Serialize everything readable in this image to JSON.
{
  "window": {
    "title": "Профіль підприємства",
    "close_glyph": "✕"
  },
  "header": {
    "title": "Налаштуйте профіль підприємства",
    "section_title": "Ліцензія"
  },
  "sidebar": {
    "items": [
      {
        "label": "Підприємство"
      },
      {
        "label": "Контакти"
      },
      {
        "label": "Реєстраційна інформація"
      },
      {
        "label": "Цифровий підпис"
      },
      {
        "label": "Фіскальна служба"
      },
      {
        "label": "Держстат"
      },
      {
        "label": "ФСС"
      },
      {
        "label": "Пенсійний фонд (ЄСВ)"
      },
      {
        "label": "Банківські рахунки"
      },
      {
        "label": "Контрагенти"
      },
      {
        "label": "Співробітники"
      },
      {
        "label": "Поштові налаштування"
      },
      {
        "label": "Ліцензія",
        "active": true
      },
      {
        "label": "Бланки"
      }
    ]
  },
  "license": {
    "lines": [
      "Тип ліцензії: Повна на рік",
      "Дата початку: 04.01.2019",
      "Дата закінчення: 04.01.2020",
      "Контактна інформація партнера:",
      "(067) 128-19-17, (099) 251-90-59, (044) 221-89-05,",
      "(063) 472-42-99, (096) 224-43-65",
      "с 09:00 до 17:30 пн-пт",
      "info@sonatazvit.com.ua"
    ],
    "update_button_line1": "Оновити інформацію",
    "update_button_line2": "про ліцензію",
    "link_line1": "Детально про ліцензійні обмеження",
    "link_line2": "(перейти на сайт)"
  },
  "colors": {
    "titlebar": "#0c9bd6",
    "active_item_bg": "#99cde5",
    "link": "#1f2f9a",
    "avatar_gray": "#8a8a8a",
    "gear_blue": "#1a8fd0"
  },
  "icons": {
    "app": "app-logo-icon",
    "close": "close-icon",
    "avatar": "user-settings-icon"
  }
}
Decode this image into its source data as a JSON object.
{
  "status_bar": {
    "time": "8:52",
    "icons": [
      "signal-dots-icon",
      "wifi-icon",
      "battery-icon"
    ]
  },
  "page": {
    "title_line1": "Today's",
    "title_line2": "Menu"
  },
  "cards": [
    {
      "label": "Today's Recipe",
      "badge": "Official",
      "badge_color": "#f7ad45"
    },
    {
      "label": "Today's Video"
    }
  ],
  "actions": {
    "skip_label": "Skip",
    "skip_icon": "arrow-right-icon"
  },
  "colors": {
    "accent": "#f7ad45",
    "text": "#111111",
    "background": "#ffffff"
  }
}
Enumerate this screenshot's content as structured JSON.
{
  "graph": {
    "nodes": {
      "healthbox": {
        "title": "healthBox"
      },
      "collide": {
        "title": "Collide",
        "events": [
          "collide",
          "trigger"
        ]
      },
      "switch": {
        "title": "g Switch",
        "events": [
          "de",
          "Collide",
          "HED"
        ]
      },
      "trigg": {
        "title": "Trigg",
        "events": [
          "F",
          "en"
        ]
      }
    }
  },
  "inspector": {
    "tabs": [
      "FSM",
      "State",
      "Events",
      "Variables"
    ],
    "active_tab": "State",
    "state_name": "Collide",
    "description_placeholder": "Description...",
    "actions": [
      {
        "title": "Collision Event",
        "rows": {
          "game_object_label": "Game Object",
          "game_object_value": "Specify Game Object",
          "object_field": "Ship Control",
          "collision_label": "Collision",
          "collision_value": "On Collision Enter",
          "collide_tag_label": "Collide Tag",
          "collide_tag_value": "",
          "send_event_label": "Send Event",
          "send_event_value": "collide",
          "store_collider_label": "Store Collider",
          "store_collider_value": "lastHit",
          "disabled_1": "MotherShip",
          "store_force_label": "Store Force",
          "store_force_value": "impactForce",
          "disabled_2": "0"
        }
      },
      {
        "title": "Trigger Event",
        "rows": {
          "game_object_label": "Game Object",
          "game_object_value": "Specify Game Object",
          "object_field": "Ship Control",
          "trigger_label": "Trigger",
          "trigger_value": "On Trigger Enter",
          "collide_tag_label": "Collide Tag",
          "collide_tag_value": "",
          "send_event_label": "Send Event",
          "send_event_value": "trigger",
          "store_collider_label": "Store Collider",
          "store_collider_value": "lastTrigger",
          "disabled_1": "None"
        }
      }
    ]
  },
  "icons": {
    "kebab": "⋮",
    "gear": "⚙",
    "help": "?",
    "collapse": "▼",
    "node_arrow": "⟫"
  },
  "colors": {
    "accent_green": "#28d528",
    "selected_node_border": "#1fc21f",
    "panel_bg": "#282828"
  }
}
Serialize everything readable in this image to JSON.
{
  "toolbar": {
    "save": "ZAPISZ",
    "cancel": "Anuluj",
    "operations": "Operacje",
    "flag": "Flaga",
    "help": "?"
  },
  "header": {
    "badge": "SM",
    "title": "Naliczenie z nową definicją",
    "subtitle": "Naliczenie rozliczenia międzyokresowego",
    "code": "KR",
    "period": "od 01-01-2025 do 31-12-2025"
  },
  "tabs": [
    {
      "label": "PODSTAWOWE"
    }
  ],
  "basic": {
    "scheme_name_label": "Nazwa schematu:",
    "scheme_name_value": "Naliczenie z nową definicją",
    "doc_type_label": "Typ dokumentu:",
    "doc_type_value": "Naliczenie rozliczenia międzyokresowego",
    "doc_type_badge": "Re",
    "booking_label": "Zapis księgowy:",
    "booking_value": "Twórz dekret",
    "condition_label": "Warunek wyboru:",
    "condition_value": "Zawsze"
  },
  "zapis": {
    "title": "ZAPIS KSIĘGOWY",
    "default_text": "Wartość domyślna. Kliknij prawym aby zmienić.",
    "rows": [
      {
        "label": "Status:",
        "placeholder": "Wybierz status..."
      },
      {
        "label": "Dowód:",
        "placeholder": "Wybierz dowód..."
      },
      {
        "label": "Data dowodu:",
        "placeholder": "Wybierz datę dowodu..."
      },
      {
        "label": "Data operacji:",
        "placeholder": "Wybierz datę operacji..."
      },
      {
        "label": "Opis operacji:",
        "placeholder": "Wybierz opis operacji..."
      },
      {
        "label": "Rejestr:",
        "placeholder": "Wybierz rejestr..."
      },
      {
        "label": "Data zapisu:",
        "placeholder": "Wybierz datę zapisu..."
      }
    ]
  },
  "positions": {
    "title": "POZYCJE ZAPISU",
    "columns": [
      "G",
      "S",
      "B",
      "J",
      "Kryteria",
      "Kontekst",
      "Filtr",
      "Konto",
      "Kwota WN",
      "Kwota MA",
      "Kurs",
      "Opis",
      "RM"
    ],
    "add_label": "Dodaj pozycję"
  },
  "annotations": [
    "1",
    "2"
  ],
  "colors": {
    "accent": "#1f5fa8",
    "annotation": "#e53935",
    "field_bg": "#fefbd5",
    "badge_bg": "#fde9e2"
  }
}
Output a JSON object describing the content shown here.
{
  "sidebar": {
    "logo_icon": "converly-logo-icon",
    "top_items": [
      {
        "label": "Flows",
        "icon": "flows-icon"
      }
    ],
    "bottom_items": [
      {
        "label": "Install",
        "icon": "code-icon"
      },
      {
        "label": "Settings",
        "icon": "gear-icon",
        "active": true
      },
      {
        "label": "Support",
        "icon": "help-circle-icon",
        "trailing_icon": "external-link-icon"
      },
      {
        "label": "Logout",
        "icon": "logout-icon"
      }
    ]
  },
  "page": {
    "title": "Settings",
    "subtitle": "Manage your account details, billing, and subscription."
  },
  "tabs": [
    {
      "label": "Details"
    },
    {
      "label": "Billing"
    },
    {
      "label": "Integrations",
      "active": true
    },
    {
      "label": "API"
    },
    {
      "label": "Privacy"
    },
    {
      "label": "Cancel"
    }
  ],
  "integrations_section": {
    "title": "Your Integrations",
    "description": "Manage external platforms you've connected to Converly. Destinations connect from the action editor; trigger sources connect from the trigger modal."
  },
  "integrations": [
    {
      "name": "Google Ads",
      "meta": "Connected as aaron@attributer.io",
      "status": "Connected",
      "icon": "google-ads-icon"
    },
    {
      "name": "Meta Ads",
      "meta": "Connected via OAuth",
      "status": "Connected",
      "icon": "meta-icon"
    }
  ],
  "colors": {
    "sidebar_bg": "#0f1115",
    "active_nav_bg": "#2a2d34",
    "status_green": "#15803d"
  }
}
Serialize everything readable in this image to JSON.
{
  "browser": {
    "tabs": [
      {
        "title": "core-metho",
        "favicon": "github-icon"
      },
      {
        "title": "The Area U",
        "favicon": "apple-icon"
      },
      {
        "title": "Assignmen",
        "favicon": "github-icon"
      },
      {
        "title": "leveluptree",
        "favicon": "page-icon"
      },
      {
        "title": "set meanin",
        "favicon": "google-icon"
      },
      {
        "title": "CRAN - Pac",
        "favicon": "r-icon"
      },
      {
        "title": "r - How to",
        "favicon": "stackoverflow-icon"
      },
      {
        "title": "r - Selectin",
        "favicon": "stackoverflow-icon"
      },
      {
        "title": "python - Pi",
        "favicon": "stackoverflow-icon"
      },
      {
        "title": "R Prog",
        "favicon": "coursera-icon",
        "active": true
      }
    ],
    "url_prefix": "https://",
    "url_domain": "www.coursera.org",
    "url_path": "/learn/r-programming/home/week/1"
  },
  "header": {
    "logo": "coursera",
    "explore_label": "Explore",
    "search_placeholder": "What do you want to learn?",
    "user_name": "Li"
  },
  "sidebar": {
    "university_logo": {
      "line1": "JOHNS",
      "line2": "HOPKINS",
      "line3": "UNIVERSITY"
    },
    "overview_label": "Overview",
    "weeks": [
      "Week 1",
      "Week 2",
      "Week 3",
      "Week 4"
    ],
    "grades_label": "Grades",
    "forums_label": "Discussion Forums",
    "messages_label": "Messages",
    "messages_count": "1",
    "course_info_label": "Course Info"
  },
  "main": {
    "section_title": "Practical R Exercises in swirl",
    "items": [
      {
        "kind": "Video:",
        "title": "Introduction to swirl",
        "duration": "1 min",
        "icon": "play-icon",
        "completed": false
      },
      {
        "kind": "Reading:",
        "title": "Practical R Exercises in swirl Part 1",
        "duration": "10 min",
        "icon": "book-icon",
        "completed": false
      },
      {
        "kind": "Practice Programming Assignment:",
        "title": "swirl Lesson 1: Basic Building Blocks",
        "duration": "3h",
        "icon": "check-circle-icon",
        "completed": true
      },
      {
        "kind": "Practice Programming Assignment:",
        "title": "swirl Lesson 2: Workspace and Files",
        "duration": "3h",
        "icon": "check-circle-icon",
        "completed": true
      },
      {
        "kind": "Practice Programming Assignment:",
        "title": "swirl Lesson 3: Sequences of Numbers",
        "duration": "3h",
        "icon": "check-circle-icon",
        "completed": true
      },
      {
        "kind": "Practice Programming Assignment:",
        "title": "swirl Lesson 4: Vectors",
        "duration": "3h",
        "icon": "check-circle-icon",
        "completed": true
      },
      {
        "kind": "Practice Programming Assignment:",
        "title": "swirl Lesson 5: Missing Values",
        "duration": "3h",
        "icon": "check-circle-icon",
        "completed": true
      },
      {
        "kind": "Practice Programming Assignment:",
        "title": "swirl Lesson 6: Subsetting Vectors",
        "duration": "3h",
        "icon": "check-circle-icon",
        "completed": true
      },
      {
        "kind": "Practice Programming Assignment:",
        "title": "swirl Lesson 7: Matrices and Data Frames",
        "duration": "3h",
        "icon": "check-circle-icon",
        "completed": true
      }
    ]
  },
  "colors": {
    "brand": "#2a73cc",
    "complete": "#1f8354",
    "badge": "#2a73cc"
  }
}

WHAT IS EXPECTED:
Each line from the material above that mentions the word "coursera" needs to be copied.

TASK OUTPUT:
        "favicon": "coursera-icon",
    "url_domain": "www.coursera.org",
    "logo": "coursera",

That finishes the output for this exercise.